Identity Thieves Targeting Tax Refunds
(CBS) — It has to be a pretty sickening feeling to file your taxes only to discover somebody already has. You can’t get your money right away and your identity has been stolen. Chicago is among the top five cities for refund-related tax ID theft.
In this original report Dorothy Tucker takes a look at how easy it is to become a victim and what you can do to protect yourself.
Credit cards, medical records, student records, bank loans, job applications, they all have your social security number, and they’re all places thieves look to steal them.
“I don’t know how this could have happened,” said Appollonia Bullard.
Whoever stole her social security number used it to file a fake tax return, a discovery the 21-year-old store clerk made when she tried to file herself, expecting a $4,300 refund.
“It’s not their money. It makes me very angry,” said Bullard.

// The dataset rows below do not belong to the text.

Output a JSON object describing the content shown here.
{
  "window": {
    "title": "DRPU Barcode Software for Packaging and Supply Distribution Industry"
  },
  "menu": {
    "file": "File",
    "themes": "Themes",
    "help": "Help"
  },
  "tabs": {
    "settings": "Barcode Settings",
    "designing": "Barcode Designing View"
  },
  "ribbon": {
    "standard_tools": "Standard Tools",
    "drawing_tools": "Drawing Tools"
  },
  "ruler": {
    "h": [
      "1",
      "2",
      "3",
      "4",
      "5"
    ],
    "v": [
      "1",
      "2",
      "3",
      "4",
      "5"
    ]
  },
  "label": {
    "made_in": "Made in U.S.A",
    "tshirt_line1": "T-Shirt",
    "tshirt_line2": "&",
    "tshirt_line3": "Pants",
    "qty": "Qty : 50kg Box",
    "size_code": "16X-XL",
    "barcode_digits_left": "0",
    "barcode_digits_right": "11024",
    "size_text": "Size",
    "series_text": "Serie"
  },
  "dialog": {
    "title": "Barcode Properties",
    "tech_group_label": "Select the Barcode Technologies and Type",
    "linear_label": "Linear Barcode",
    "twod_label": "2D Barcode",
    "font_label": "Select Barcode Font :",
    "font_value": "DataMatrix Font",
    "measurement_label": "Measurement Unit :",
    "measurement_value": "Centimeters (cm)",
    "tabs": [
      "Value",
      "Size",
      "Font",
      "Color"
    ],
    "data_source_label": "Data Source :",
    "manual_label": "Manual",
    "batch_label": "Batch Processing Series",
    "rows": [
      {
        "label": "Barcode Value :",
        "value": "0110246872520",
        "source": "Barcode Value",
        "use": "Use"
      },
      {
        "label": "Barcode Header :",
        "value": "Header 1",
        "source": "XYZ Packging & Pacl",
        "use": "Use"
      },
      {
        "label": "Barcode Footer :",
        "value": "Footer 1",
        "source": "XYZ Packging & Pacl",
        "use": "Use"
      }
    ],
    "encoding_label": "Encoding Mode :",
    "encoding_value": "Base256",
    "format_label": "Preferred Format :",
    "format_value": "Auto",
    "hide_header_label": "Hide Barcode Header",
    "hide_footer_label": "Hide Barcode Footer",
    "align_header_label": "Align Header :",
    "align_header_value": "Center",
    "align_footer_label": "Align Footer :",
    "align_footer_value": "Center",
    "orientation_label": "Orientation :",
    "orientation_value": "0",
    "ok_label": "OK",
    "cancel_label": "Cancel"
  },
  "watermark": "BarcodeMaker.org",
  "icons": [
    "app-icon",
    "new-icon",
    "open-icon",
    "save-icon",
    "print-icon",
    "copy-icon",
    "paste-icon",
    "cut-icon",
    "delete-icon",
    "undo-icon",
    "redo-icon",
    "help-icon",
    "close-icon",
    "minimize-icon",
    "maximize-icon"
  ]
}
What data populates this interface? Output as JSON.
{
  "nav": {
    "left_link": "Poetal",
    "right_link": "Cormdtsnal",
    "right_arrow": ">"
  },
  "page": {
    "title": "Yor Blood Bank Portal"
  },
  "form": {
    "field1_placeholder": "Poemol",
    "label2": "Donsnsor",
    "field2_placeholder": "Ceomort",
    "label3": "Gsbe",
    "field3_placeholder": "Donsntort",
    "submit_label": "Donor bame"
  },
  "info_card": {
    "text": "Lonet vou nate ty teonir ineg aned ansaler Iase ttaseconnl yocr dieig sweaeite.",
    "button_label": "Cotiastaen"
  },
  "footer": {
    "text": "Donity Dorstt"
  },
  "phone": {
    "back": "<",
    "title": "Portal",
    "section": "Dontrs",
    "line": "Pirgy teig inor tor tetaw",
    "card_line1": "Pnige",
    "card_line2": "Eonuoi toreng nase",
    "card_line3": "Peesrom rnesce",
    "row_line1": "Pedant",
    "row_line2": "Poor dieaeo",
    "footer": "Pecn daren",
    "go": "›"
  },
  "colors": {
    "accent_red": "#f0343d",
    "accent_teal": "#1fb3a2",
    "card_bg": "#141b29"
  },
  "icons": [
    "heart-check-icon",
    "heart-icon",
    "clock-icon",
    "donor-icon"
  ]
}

We’re only five weeks into the tax season and she is already one of nearly 100 taxpayers in Chicago who have become victims of refund fraud.
“It’s bad and the IRS is on it but it’s getting worse,” said William Kresse, Director of the Center for the Study of Fraud and Corruption at Chicago’s St. Xavier University.

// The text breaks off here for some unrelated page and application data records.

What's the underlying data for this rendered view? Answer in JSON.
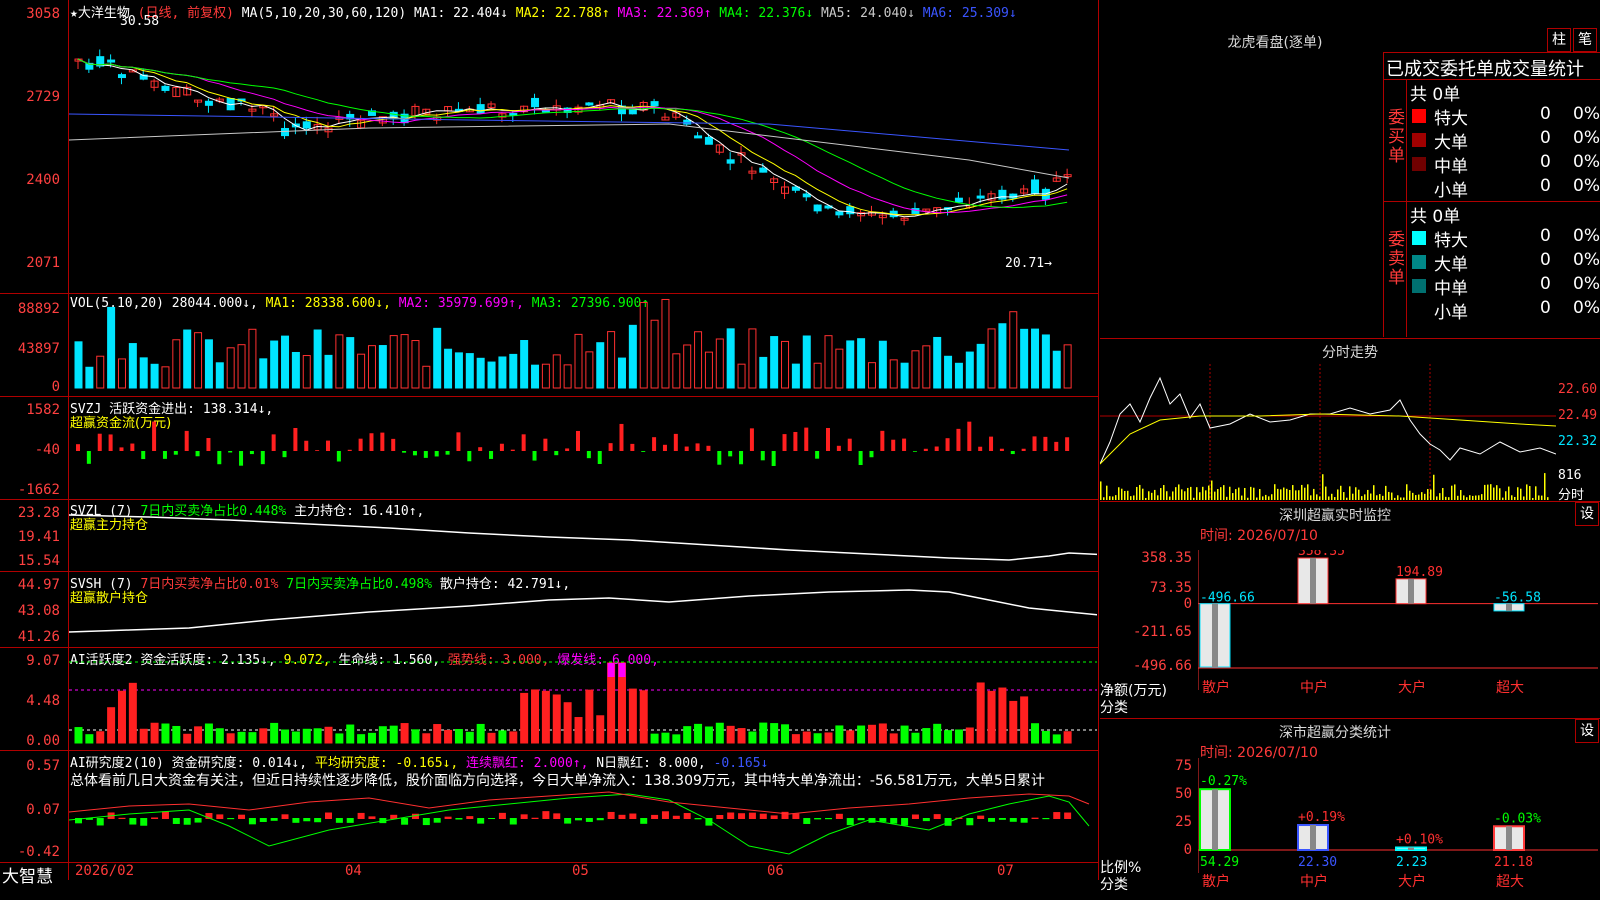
{
  "stock": {
    "name": "★大洋生物",
    "mode": "(日线, 前复权)",
    "ma_label": "MA(5,10,20,30,60,120)",
    "ma": [
      {
        "text": "MA1: 22.404↓",
        "color": "#ffffff"
      },
      {
        "text": "MA2: 22.788↑",
        "color": "#ffff00"
      },
      {
        "text": "MA3: 22.369↑",
        "color": "#ff00ff"
      },
      {
        "text": "MA4: 22.376↓",
        "color": "#00ff00"
      },
      {
        "text": "MA5: 24.040↓",
        "color": "#c8c8c8"
      },
      {
        "text": "MA6: 25.309↓",
        "color": "#3a55ff"
      }
    ],
    "high_mark": "30.58",
    "low_mark": "20.71→",
    "price_axis": [
      "3058",
      "2729",
      "2400",
      "2071"
    ]
  },
  "vol": {
    "label": "VOL(5,10,20)",
    "value": "28044.000↓,",
    "ma1": "MA1: 28338.600↓,",
    "ma2": "MA2: 35979.699↑,",
    "ma3": "MA3: 27396.900↑",
    "axis": [
      "88892",
      "43897",
      "0"
    ]
  },
  "svzj": {
    "label": "SVZJ",
    "text": "活跃资金进出: 138.314↓,",
    "sub": "超赢资金流(万元)",
    "axis": [
      "1582",
      "-40",
      "-1662"
    ]
  },
  "svzl": {
    "label": "SVZL (7)",
    "text1": "7日内买卖净占比0.448%",
    "text2": "主力持仓: 16.410↑,",
    "sub": "超赢主力持仓",
    "axis": [
      "23.28",
      "19.41",
      "15.54"
    ]
  },
  "svsh": {
    "label": "SVSH (7)",
    "text1": "7日内买卖净占比0.01%",
    "text2": "7日内买卖净占比0.498%",
    "text3": "散户持仓: 42.791↓,",
    "sub": "超赢散户持仓",
    "axis": [
      "44.97",
      "43.08",
      "41.26"
    ]
  },
  "ai1": {
    "label": "AI活跃度2",
    "t1": "资金活跃度: 2.135↓,",
    "t2": "9.072,",
    "t3": "生命线: 1.560,",
    "t4": "强势线: 3.000,",
    "t5": "爆发线: 6.000,",
    "axis": [
      "9.07",
      "4.48",
      "0.00"
    ]
  },
  "ai2": {
    "label": "AI研究度2(10)",
    "t1": "资金研究度: 0.014↓,",
    "t2": "平均研究度: -0.165↓,",
    "t3": "连续飘红: 2.000↑,",
    "t4": "N日飘红: 8.000,",
    "t5": "-0.165↓",
    "summary": "总体看前几日大资金有关注，但近日持续性逐步降低，股价面临方向选择，今日大单净流入：138.309万元，其中特大单净流出：-56.581万元，大单5日累计",
    "axis": [
      "0.57",
      "0.07",
      "-0.42"
    ]
  },
  "dates": [
    "2026/02",
    "04",
    "05",
    "06",
    "07"
  ],
  "brand": "大智慧",
  "dragon": {
    "title": "龙虎看盘(逐单)",
    "btn1": "柱",
    "btn2": "笔",
    "subtitle": "已成交委托单成交量统计",
    "buy_label": "委买单",
    "sell_label": "委卖单",
    "buy_total": "共 0单",
    "sell_total": "共 0单",
    "buy_rows": [
      {
        "name": "特大",
        "val": "0",
        "pct": "0%",
        "color": "#ff0000"
      },
      {
        "name": "大单",
        "val": "0",
        "pct": "0%",
        "color": "#a00000"
      },
      {
        "name": "中单",
        "val": "0",
        "pct": "0%",
        "color": "#700000"
      },
      {
        "name": "小单",
        "val": "0",
        "pct": "0%",
        "color": "#000000"
      }
    ],
    "sell_rows": [
      {
        "name": "特大",
        "val": "0",
        "pct": "0%",
        "color": "#00ffff"
      },
      {
        "name": "大单",
        "val": "0",
        "pct": "0%",
        "color": "#008888"
      },
      {
        "name": "中单",
        "val": "0",
        "pct": "0%",
        "color": "#007070"
      },
      {
        "name": "小单",
        "val": "0",
        "pct": "0%",
        "color": "#000000"
      }
    ]
  },
  "intraday": {
    "title": "分时走势",
    "axis": [
      "22.60",
      "22.49",
      "22.32"
    ],
    "vol": "816",
    "unit": "分时"
  },
  "monitor": {
    "title": "深圳超赢实时监控",
    "btn": "设",
    "time": "时间: 2026/07/10",
    "axis": [
      "358.35",
      "73.35",
      "0",
      "-211.65",
      "-496.66"
    ],
    "ylabel": "净额(万元)",
    "xlabel": "分类",
    "bars": [
      {
        "cat": "散户",
        "value": -496.66,
        "label": "-496.66"
      },
      {
        "cat": "中户",
        "value": 358.35,
        "label": "358.35"
      },
      {
        "cat": "大户",
        "value": 194.89,
        "label": "194.89"
      },
      {
        "cat": "超大",
        "value": -56.58,
        "label": "-56.58"
      }
    ]
  },
  "classify": {
    "title": "深市超赢分类统计",
    "btn": "设",
    "time": "时间: 2026/07/10",
    "axis": [
      "75",
      "50",
      "25",
      "0"
    ],
    "ylabel": "比例%",
    "xlabel": "分类",
    "bars": [
      {
        "cat": "散户",
        "value": 54.29,
        "label": "54.29",
        "delta": "-0.27%",
        "color": "#00ff00"
      },
      {
        "cat": "中户",
        "value": 22.3,
        "label": "22.30",
        "delta": "+0.19%",
        "color": "#3a55ff"
      },
      {
        "cat": "大户",
        "value": 2.23,
        "label": "2.23",
        "delta": "+0.10%",
        "color": "#00ffff"
      },
      {
        "cat": "超大",
        "value": 21.18,
        "label": "21.18",
        "delta": "-0.03%",
        "color": "#ff3a3a"
      }
    ]
  }
}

Last year in just the first six months 1.9 million taxpayers were victims of identity theft. Compare that to all of 2011 when there were about a million.
“We’re seeing an increase in this because the criminal element if you will have figured out what a lucrative and easy way of making money this is,” said Kresse.

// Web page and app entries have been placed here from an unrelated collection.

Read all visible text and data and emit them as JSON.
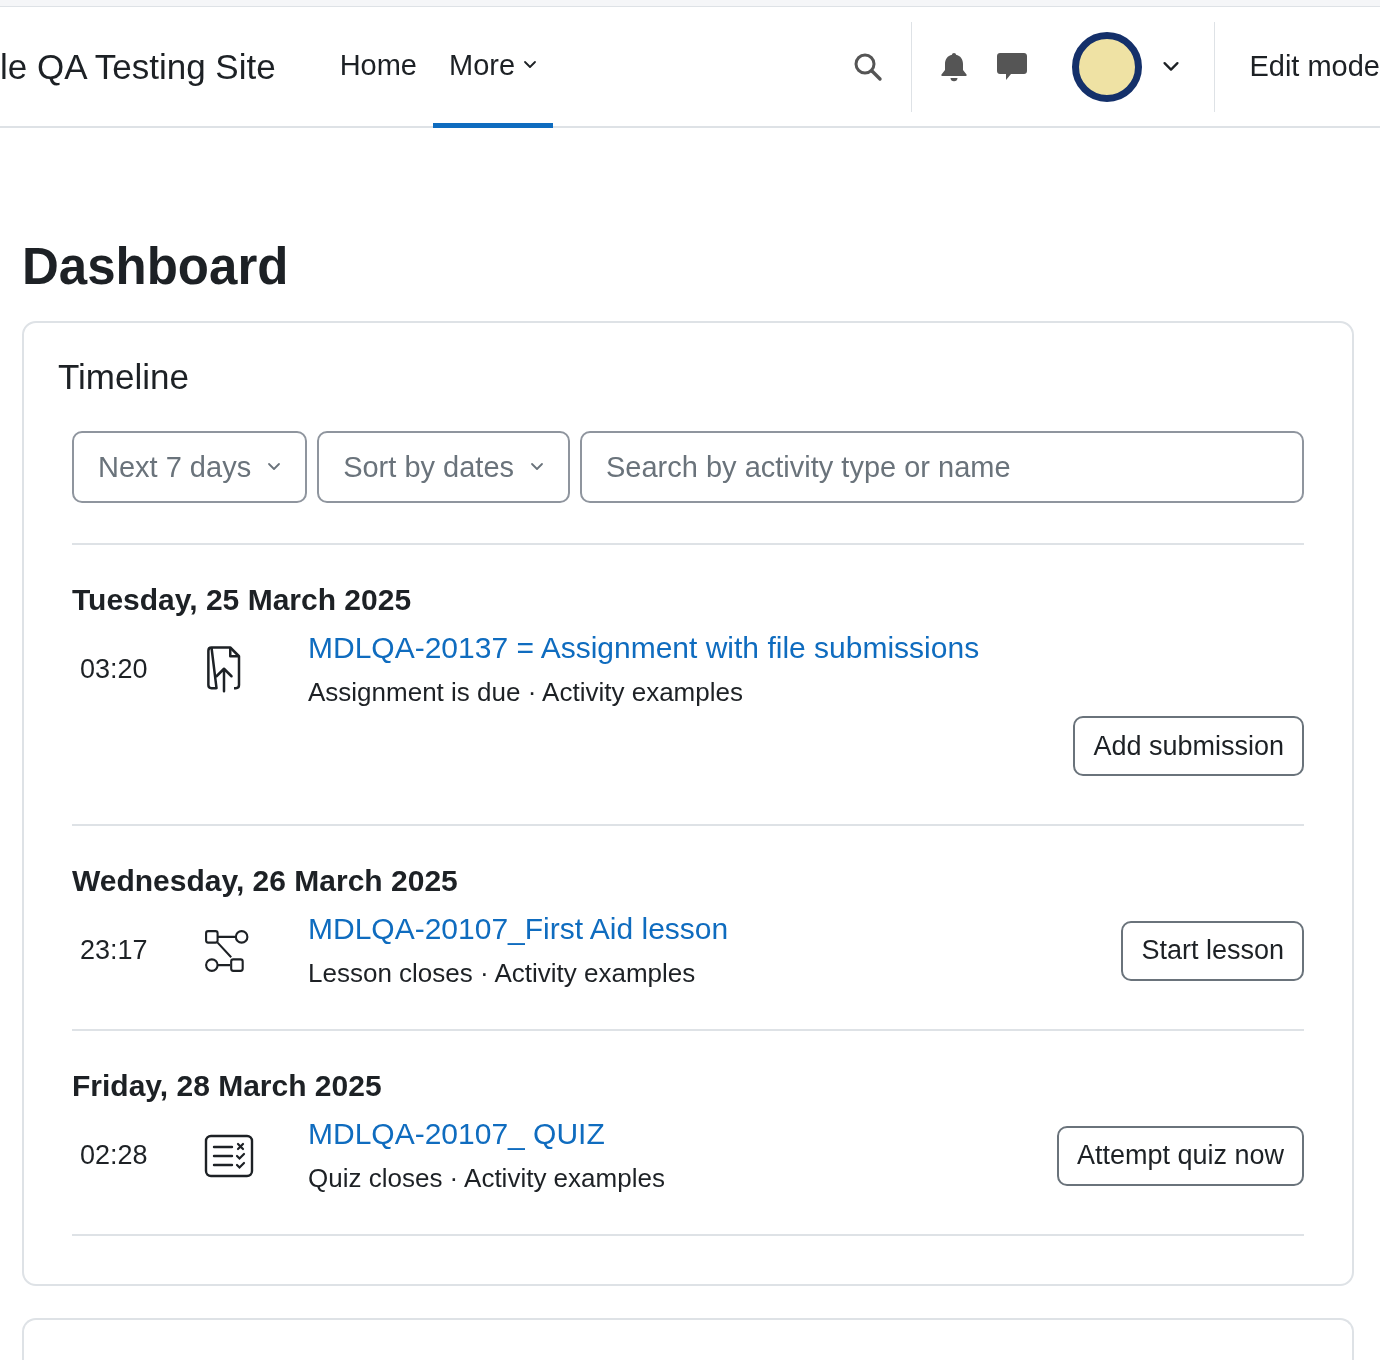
{
  "header": {
    "site_name": "le QA Testing Site",
    "nav": [
      {
        "label": "Home",
        "selected": false,
        "has_menu": false
      },
      {
        "label": "More",
        "selected": true,
        "has_menu": true
      }
    ],
    "edit_mode": "Edit mode"
  },
  "page_title": "Dashboard",
  "timeline": {
    "title": "Timeline",
    "filters": [
      {
        "label": "Next 7 days"
      },
      {
        "label": "Sort by dates"
      }
    ],
    "search": {
      "placeholder": "Search by activity type or name"
    },
    "days": [
      {
        "date": "Tuesday, 25 March 2025",
        "events": [
          {
            "time": "03:20",
            "kind": "assign",
            "name": "MDLQA-20137 = Assignment with file submissions",
            "details": "Assignment is due · Activity examples",
            "action": "Add submission"
          }
        ]
      },
      {
        "date": "Wednesday, 26 March 2025",
        "events": [
          {
            "time": "23:17",
            "kind": "lesson",
            "name": "MDLQA-20107_First Aid lesson",
            "details": "Lesson closes · Activity examples",
            "action": "Start lesson"
          }
        ]
      },
      {
        "date": "Friday, 28 March 2025",
        "events": [
          {
            "time": "02:28",
            "kind": "quiz",
            "name": "MDLQA-20107_ QUIZ",
            "details": "Quiz closes · Activity examples",
            "action": "Attempt quiz now"
          }
        ]
      }
    ]
  }
}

“This is actually the paper. It showed that it wasn’t me,” said Bullard.
She now has the paperwork to prove she’s a victim of ID theft and is working toward getting her refund. But tax advocate Jacquelyn Crossley Smith says it won’t be easy.
“Unfortunately, identity theft is a traumatic crime,” said Smith.
And it could take up to a year to finally get your tax refund, which is why protecting your social security number is critical.
“If you have a social security number. If you have personal information you’re at risk,” said Smith.
The number one tip: file fast.
“Identity thieves tend to file as early as they possibly can. When the actual taxpayer files it’s too late,” warned Smith.
More tips: never carry your social security card in your wallet; don’t give anyone your number without checking their credentials; and once your tax preparer finishes your taxes keep your original documents.
Bullard said straightening out this mess has been “Chaotic, time consuming, tedious.”
Although the IRS detects and prevents a large amount of fraudulent refunds, there is much it does not detect. Federal officials estimate the IRS could issue some $26 billion in fraudulent refunds in the next few years if the agency doesn’t get a better handle on the problem.